Like any coach praising a player's upside, new 49ers defensive coordinator Jim O'Neil stood at the media podium and commended rookie defensive lineman Ronald Blair's ability "to find the soft shoulder" in an opposing line's game.
Wait, the soft shoulder? That's football jargon, and when asked to decode it, O'Neil energetically mimicked the demeanor of an offensive linemen getting bull rushed.
That's the type of instruction and passion a youth-laden 49ers defense will need to get them through this season. There will be growing pains, and there will be a massive workload as a byproduct of coach Chip Kelly's fast-break offense.
"When he's in front of the room teaching, you can definitely see he's stern, but he has that energy we need," safety Antoine Bethea said. "Even on the field, he's smiling, he's running around, he's talking trash. Pretty sure our defense can feed off that as well."
O'Neil, 37, replaces Eric Mangini, who a year ago replaced Vic Fangio, the no-nonsense wizard who directed the 49ers' dominant defenses from 2011-14.
"Jimmy O runs a bunch of complex stuff," quarterback Blaine Gabbert said. "So, it keeps us on our toes (in practice)."
What the 49ers defense lacks in star power is what O'Neil's aggressive schemes -- and increasingly versatile players -- must make up for this season.
"We've got a lot of young guys that are going to continue to develop as the season goes on," O'Neil said. "If a guy that starts out on the second string Week 1, but Week 5 he makes a big jump and he's better than the guy that started the year as a starter, that's the guy we're going to go with."
Week 5 is when O'Neil might get back one of his best players: outside linebacker Aaron Lynch, who must serve a four-game suspension for violating the NFL's substance-abuse policy.
O'Neil's game plans will vary from week to week. Cornerbacks will flips sides, to match their speed and size to opposing wide receivers. The super-sized defensive line will rotate to stay fresh. The linebackers will roam as they see fit -- and wherever NaVorro Bowman can build off last year's NFL-leading tackle totals.
Safety Eric Reid sees improvement in the O'Neil regime. "I know exactly what I'm doing and exactly what the guy next to me is doing," Reid said. "When you feel that way, you can be confident about the way you break on the ball."
Not everything goes as planned, however, and O'Neil experienced his share of that as the Cleveland Browns defensive coordinator the past two seasons. O'Neil previously coached Buffalo Bills linebackers (2013) and New York Jets defensive backs (2009-12) upon leaving the college ranks.
Injuries derailed the Browns' defense last season, and they allowed the fourth-most points.

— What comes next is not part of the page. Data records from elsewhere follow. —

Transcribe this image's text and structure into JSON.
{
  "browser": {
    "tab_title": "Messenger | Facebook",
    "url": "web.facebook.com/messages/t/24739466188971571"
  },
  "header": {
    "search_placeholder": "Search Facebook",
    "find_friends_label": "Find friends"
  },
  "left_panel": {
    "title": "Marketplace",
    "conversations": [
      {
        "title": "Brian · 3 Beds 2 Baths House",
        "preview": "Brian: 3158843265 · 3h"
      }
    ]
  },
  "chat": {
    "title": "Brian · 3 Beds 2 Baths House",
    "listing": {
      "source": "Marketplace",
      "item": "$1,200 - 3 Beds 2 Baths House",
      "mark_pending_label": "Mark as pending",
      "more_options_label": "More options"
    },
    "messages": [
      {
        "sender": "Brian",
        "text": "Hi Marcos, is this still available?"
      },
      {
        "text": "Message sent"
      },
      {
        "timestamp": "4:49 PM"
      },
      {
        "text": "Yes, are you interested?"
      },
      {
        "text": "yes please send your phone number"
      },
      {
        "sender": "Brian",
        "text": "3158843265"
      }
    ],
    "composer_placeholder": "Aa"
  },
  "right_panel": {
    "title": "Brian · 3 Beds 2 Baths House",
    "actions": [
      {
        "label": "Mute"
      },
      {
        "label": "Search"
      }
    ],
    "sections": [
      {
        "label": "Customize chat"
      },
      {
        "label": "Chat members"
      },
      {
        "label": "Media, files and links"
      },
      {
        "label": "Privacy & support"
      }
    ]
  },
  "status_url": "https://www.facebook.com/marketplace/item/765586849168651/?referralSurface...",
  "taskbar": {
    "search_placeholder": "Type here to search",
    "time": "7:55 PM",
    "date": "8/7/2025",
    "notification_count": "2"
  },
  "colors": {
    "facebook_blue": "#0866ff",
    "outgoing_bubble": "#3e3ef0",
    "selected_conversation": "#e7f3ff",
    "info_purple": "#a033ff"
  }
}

Coach Mike Pettine subsequently lost his job, and O'Neil found his next employer in the 49ers, but only after Kelly first offered the job to Houston Texans linebackers coach Mike Vrabel.

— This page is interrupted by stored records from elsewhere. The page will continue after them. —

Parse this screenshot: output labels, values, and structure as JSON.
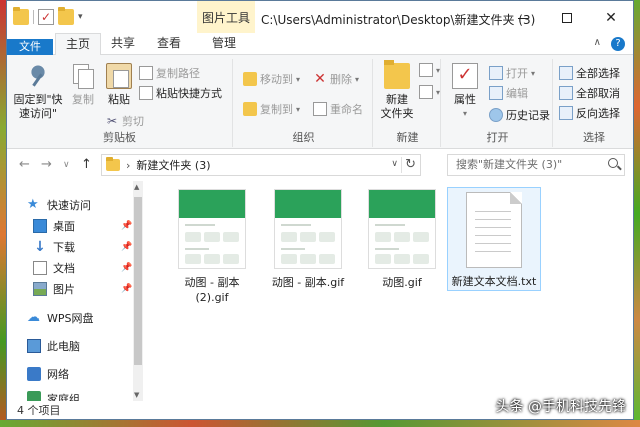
{
  "title_bar": {
    "context_tab": "图片工具",
    "path_title": "C:\\Users\\Administrator\\Desktop\\新建文件夹 (3)",
    "minimize_glyph": "—",
    "maximize_glyph": "□",
    "close_glyph": "✕"
  },
  "tabs": {
    "file": "文件",
    "home": "主页",
    "share": "共享",
    "view": "查看",
    "manage": "管理"
  },
  "ribbon": {
    "clipboard": {
      "label": "剪贴板",
      "pin_quick": "固定到\"快\n速访问\"",
      "copy": "复制",
      "paste": "粘贴",
      "copy_path": "复制路径",
      "paste_shortcut": "粘贴快捷方式",
      "cut": "剪切"
    },
    "organize": {
      "label": "组织",
      "move_to": "移动到",
      "copy_to": "复制到",
      "delete": "删除",
      "rename": "重命名"
    },
    "new": {
      "label": "新建",
      "new_folder": "新建\n文件夹"
    },
    "open": {
      "label": "打开",
      "properties": "属性",
      "open": "打开",
      "edit": "编辑",
      "history": "历史记录"
    },
    "select": {
      "label": "选择",
      "select_all": "全部选择",
      "select_none": "全部取消",
      "invert": "反向选择"
    }
  },
  "address": {
    "folder": "新建文件夹 (3)",
    "search_placeholder": "搜索\"新建文件夹 (3)\""
  },
  "nav_pane": {
    "quick_access": "快速访问",
    "desktop": "桌面",
    "downloads": "下载",
    "documents": "文档",
    "pictures": "图片",
    "wps": "WPS网盘",
    "this_pc": "此电脑",
    "network": "网络",
    "homegroup": "家庭组"
  },
  "files": [
    {
      "name": "动图 - 副本\n(2).gif",
      "type": "gif"
    },
    {
      "name": "动图 - 副本.gif",
      "type": "gif"
    },
    {
      "name": "动图.gif",
      "type": "gif"
    },
    {
      "name": "新建文本文档.txt",
      "type": "txt"
    }
  ],
  "status": {
    "count": "4 个项目"
  },
  "watermark": "头条 @手机科技先锋",
  "colors": {
    "file_tab": "#1979ca",
    "context_tab": "#fff4cc",
    "selection": "#eaf4fd",
    "gif_header": "#2ba25a"
  }
}
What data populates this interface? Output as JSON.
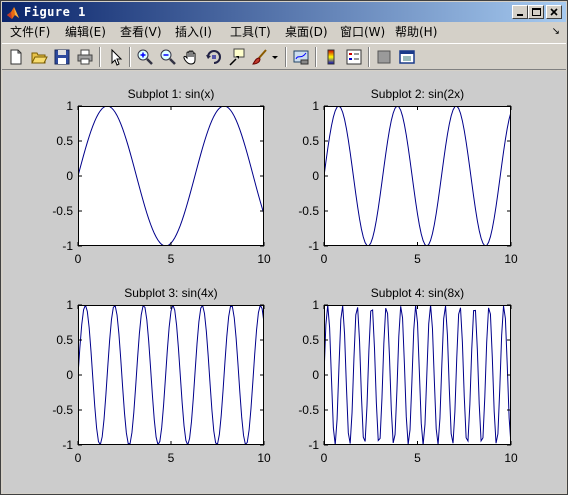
{
  "window": {
    "title": "Figure 1"
  },
  "menubar": {
    "items": [
      {
        "label": "文件(F)"
      },
      {
        "label": "编辑(E)"
      },
      {
        "label": "查看(V)"
      },
      {
        "label": "插入(I)"
      },
      {
        "label": "工具(T)"
      },
      {
        "label": "桌面(D)"
      },
      {
        "label": "窗口(W)"
      },
      {
        "label": "帮助(H)"
      }
    ],
    "dock_arrow": "↘"
  },
  "toolbar": {
    "icons": [
      "new-figure-icon",
      "open-file-icon",
      "save-icon",
      "print-icon",
      "select-arrow-icon",
      "zoom-in-icon",
      "zoom-out-icon",
      "pan-hand-icon",
      "rotate-3d-icon",
      "data-cursor-icon",
      "brush-icon",
      "brush-dropdown-icon",
      "link-plot-icon",
      "colorbar-icon",
      "legend-icon",
      "hide-plot-tools-icon",
      "show-plot-tools-icon"
    ]
  },
  "colors": {
    "line": "#00008b",
    "figure_background": "#cccccc",
    "axes_background": "#ffffff"
  },
  "chart_data": [
    {
      "type": "line",
      "title": "Subplot 1: sin(x)",
      "function": "sin(1x)",
      "frequency": 1,
      "xlim": [
        0,
        10
      ],
      "ylim": [
        -1,
        1
      ],
      "xticks": [
        "0",
        "5",
        "10"
      ],
      "yticks": [
        "1",
        "0.5",
        "0",
        "-0.5",
        "-1"
      ],
      "x_start": 0,
      "x_end": 10,
      "x_step": 0.1
    },
    {
      "type": "line",
      "title": "Subplot 2: sin(2x)",
      "function": "sin(2x)",
      "frequency": 2,
      "xlim": [
        0,
        10
      ],
      "ylim": [
        -1,
        1
      ],
      "xticks": [
        "0",
        "5",
        "10"
      ],
      "yticks": [
        "1",
        "0.5",
        "0",
        "-0.5",
        "-1"
      ],
      "x_start": 0,
      "x_end": 10,
      "x_step": 0.1
    },
    {
      "type": "line",
      "title": "Subplot 3: sin(4x)",
      "function": "sin(4x)",
      "frequency": 4,
      "xlim": [
        0,
        10
      ],
      "ylim": [
        -1,
        1
      ],
      "xticks": [
        "0",
        "5",
        "10"
      ],
      "yticks": [
        "1",
        "0.5",
        "0",
        "-0.5",
        "-1"
      ],
      "x_start": 0,
      "x_end": 10,
      "x_step": 0.1
    },
    {
      "type": "line",
      "title": "Subplot 4: sin(8x)",
      "function": "sin(8x)",
      "frequency": 8,
      "xlim": [
        0,
        10
      ],
      "ylim": [
        -1,
        1
      ],
      "xticks": [
        "0",
        "5",
        "10"
      ],
      "yticks": [
        "1",
        "0.5",
        "0",
        "-0.5",
        "-1"
      ],
      "x_start": 0,
      "x_end": 10,
      "x_step": 0.1
    }
  ]
}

Regardless of who their coordinator is, the 49ers defenders are bracing for a lot of action, as was the case with the Eagles defenses in Kelly's prior three seasons.
"It's our job to embrace it," Bowman said. "I've never met a defensive guy that didn't want to be on the field. That's more plays, more tackles, so it's going to work out."